**Work required**: Where does the word "type" show up in the records? Copy every line that has it.

**Input records**:
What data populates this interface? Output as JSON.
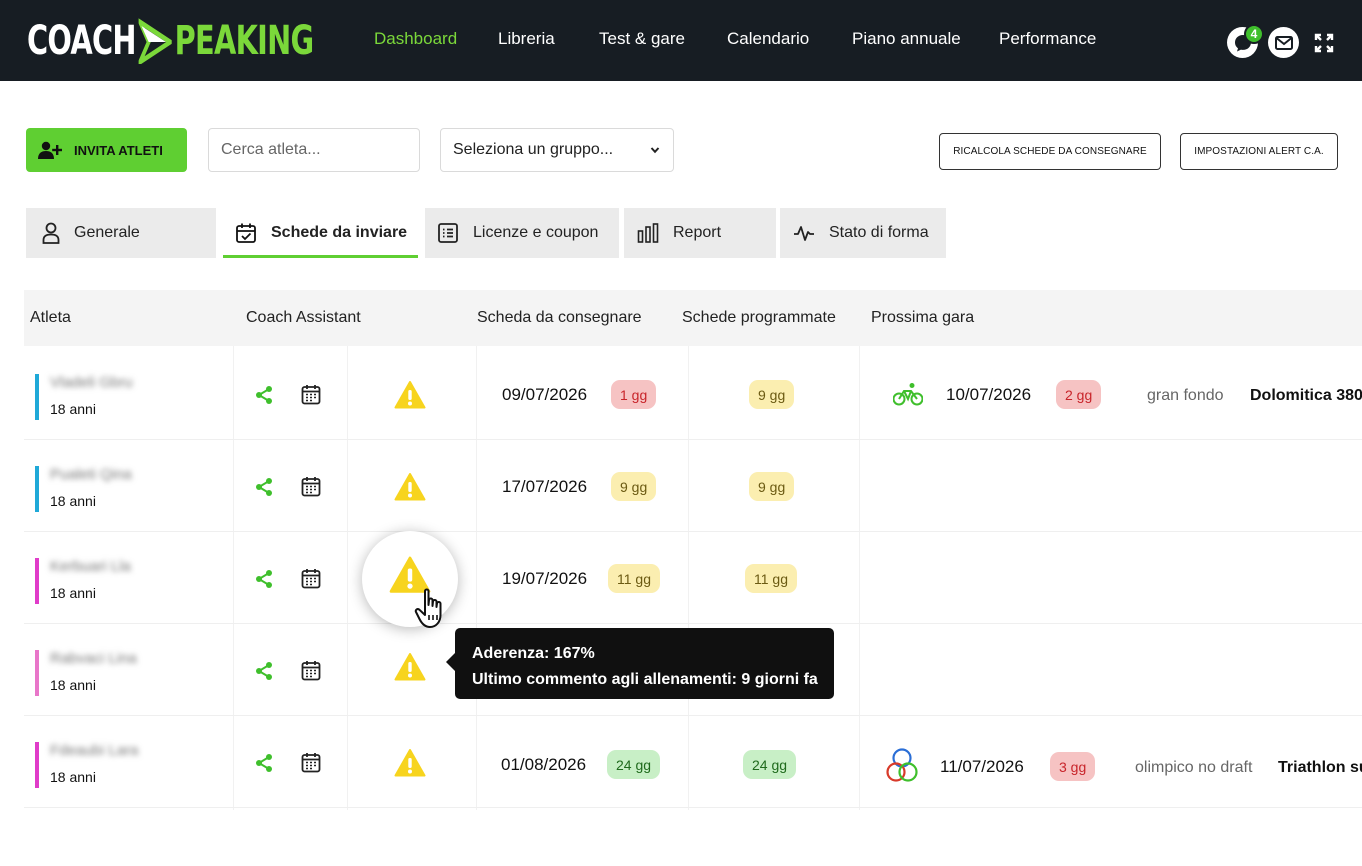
{
  "brand": {
    "part1": "COACH",
    "part2": "PEAKING"
  },
  "nav": {
    "items": [
      "Dashboard",
      "Libreria",
      "Test & gare",
      "Calendario",
      "Piano annuale",
      "Performance"
    ],
    "active": "Dashboard"
  },
  "header": {
    "chat_badge": "4",
    "icons": [
      "chat-icon",
      "mail-icon",
      "fullscreen-icon"
    ]
  },
  "toolbar": {
    "invite_label": "INVITA ATLETI",
    "search_placeholder": "Cerca atleta...",
    "group_select": "Seleziona un gruppo...",
    "recalc_label": "RICALCOLA SCHEDE DA CONSEGNARE",
    "alert_settings_label": "IMPOSTAZIONI ALERT C.A."
  },
  "tabs": [
    {
      "label": "Generale",
      "icon": "user-icon"
    },
    {
      "label": "Schede da inviare",
      "icon": "calendar-check-icon",
      "active": true
    },
    {
      "label": "Licenze e coupon",
      "icon": "list-icon"
    },
    {
      "label": "Report",
      "icon": "bar-chart-icon"
    },
    {
      "label": "Stato di forma",
      "icon": "pulse-icon"
    }
  ],
  "table": {
    "columns": [
      "Atleta",
      "Coach Assistant",
      "Scheda da consegnare",
      "Schede programmate",
      "Prossima gara"
    ],
    "rows": [
      {
        "name": "Vladeli Gbru",
        "age": "18 anni",
        "bar": "#1fa9d8",
        "due_date": "09/07/2026",
        "due_pill": "1 gg",
        "due_color": "red",
        "programmed": "9 gg",
        "prog_color": "yellow",
        "race": {
          "icon": "bike-icon",
          "date": "10/07/2026",
          "pill": "2 gg",
          "type": "gran fondo",
          "name": "Dolomitica 380"
        }
      },
      {
        "name": "Pualeti Qina",
        "age": "18 anni",
        "bar": "#1fa9d8",
        "due_date": "17/07/2026",
        "due_pill": "9 gg",
        "due_color": "yellow",
        "programmed": "9 gg",
        "prog_color": "yellow"
      },
      {
        "name": "Kerbuari Lla",
        "age": "18 anni",
        "bar": "#e03cc9",
        "due_date": "19/07/2026",
        "due_pill": "11 gg",
        "due_color": "yellow",
        "programmed": "11 gg",
        "prog_color": "yellow"
      },
      {
        "name": "Rabvaci Lina",
        "age": "18 anni",
        "bar": "#e876c9",
        "due_date": "",
        "due_pill": "",
        "programmed": ""
      },
      {
        "name": "Fdeaubi Lara",
        "age": "18 anni",
        "bar": "#e03cc9",
        "due_date": "01/08/2026",
        "due_pill": "24 gg",
        "due_color": "green",
        "programmed": "24 gg",
        "prog_color": "green",
        "race": {
          "icon": "triathlon-rings-icon",
          "date": "11/07/2026",
          "pill": "3 gg",
          "type": "olimpico no draft",
          "name": "Triathlon su"
        }
      }
    ]
  },
  "tooltip": {
    "line1": "Aderenza: 167%",
    "line2": "Ultimo commento agli allenamenti: 9 giorni fa"
  },
  "colors": {
    "accent": "#5fcf32",
    "nav_bg": "#171d23",
    "warning": "#f7d41e"
  }
}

**Solution**:
          "type": "gran fondo",
          "type": "olimpico no draft",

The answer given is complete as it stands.